Greg Mottola has directed the feature films The Daytrippers, Superbad, Adventureland, and Paul, as well as episodes of the Judd Apatow TV series Undeclared, Arrested Development, and HBO’s The Comeback.

Mar 17, 2011
Guillermo del Toro’s Top 10

In compiling his top ten Criterions, Cronos director Guillermo del Toro had a hell of a time limiting himself. Del Toro humorously bemoaned the “unfair, arbitrary, and sadistic top ten practice,” so instead he decided on ties or rather, “themat

Dec 7, 2010
Bergman Goes Hollywood

Soon, American Bergman-ophiles will be granted a special peek into the process of one of cinema’s great artists. The Academy of Motion Picture Arts and Sciences will host the Los Angeles world premiere of the new exhibition Ingmar Bergman: Truth an…

Sep 8, 2010

Fitting as a monument to such a long, influential, multimedia career, the publisher Taschen has released the mammoth The Ingmar Bergman Archives, a 592-page, fifteen-pound chronicle of the Swedish filmmaker’s career in film, theater, and television…

Dec 8, 2008
Chris Hegedus’s Top 10

Filmmaker D. A. Pennebaker (Dont Look Back, Monterey Pop, The War Room) and Chris Hegedus (The War Room,, creative partners and husband and wife, offer their favorites.

Nov 24, 2008
Kevin Macdonald’s Top 10

Kevin Macdonald is the grandson of the filmmaker Emeric Pressburger. Macdonald’s directorial credits include 2000's Academy Award–winning One Day in September, about the killing of Israeli athletes at the 1972 Munich Olympics, and 2003's Touching

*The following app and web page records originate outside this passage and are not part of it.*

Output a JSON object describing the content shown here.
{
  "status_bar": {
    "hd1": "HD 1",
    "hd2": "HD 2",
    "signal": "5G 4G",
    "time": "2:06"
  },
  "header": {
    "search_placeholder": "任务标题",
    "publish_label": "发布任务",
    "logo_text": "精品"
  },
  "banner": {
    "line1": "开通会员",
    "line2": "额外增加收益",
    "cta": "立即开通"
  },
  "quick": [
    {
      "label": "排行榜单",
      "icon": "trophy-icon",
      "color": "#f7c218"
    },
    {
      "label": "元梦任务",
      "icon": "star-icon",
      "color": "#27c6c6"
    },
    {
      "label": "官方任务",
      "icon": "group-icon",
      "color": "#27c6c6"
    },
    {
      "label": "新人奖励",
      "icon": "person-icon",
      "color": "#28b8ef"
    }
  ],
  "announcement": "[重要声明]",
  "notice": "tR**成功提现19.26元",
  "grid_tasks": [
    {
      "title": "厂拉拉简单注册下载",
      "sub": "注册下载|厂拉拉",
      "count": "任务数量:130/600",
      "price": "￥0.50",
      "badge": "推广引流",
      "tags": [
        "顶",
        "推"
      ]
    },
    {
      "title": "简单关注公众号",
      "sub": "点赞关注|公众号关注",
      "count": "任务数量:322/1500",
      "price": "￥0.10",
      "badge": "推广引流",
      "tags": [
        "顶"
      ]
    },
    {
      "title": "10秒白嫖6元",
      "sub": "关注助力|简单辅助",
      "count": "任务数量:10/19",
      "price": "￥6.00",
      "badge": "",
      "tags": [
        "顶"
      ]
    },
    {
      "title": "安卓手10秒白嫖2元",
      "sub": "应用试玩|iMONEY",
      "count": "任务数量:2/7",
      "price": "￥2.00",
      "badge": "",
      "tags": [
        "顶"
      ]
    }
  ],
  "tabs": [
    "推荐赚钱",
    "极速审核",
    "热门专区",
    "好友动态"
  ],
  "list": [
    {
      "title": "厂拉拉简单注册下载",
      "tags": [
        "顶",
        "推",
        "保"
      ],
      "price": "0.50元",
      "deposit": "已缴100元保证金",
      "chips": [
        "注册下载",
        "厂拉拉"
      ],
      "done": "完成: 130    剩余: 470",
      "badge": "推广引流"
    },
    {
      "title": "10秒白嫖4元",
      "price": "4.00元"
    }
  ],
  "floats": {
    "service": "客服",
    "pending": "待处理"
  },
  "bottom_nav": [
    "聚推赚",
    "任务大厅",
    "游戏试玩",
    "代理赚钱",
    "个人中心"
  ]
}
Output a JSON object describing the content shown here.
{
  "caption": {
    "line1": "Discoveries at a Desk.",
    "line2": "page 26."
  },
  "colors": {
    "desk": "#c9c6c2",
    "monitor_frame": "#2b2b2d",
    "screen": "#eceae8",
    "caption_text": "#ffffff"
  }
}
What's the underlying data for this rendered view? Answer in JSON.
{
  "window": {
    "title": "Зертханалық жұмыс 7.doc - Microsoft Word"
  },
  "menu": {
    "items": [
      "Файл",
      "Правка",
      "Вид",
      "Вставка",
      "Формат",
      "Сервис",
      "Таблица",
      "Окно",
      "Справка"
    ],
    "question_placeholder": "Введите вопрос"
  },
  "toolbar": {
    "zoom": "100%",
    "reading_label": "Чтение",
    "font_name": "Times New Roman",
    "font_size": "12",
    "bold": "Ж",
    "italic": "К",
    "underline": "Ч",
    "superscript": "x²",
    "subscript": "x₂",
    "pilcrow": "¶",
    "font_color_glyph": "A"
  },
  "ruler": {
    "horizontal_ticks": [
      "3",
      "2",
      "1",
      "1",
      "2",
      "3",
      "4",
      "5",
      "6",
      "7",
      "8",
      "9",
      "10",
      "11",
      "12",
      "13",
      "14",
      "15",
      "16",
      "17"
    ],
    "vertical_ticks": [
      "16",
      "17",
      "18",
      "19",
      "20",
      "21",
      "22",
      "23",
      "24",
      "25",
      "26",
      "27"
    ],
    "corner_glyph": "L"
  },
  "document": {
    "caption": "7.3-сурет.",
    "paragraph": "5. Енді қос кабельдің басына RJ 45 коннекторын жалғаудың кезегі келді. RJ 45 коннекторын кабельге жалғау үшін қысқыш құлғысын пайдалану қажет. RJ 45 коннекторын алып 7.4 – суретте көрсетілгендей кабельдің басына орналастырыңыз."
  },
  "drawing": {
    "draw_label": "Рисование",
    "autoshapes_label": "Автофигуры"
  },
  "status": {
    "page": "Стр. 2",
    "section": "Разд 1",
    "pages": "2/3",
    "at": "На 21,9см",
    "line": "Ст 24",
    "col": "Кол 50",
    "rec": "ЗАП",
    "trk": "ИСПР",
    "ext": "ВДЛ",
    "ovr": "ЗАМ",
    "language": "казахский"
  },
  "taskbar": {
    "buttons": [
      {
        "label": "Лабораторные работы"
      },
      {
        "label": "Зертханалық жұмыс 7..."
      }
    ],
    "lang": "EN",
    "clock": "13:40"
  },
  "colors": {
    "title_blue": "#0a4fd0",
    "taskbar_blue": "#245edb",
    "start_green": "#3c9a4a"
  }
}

Nov 21, 2008
Christmas Tales

In town for the New York Film Festival screenings of his much-admired A Christmas Tale, French director Arnaud Desplechin talked to Dennis Lim about his always allusive filmmaking style and his particular influences in making this dysfunctional-famil…

Oct 31, 2008


Sven Nykvist


Few cinematographers have been as influential as Ingmar Bergman’s close collaborator Sven Nykvist, who helped create such visual tours de force as The Silence, Cries and Whispers, and Fanny and Alexander. A painter whose medium was natural light, a capturer of souls, Nykvist made every human portrait an X-ray, and every interior—whether austerely white or lavishly chromatic—an expressive canvas. Nykvist first worked with Bergman in 1953, when he was one of three cinematographers assigned to the director’s gloomy, twilit circus tale Sawdust and Tinsel. But their union truly began with The Virgin Spring—that savage medieval folk tale ushered in the new era of unsparing, gorgeously shot psychological portraits and open-air location photography that would take Bergman from the devastating God’s Silence trilogy to the richly life-affirming Fanny and Alexander. His work with Bergman made Nykvist an in-demand industry figure, and he would go on to shoot movies in Hollywood and beyond, for directors like Bob Rafelson, Bob Fosse, Philip Kaufman, Andrei Tarkovsky, and Woody Allen. Nykvist died in 2006.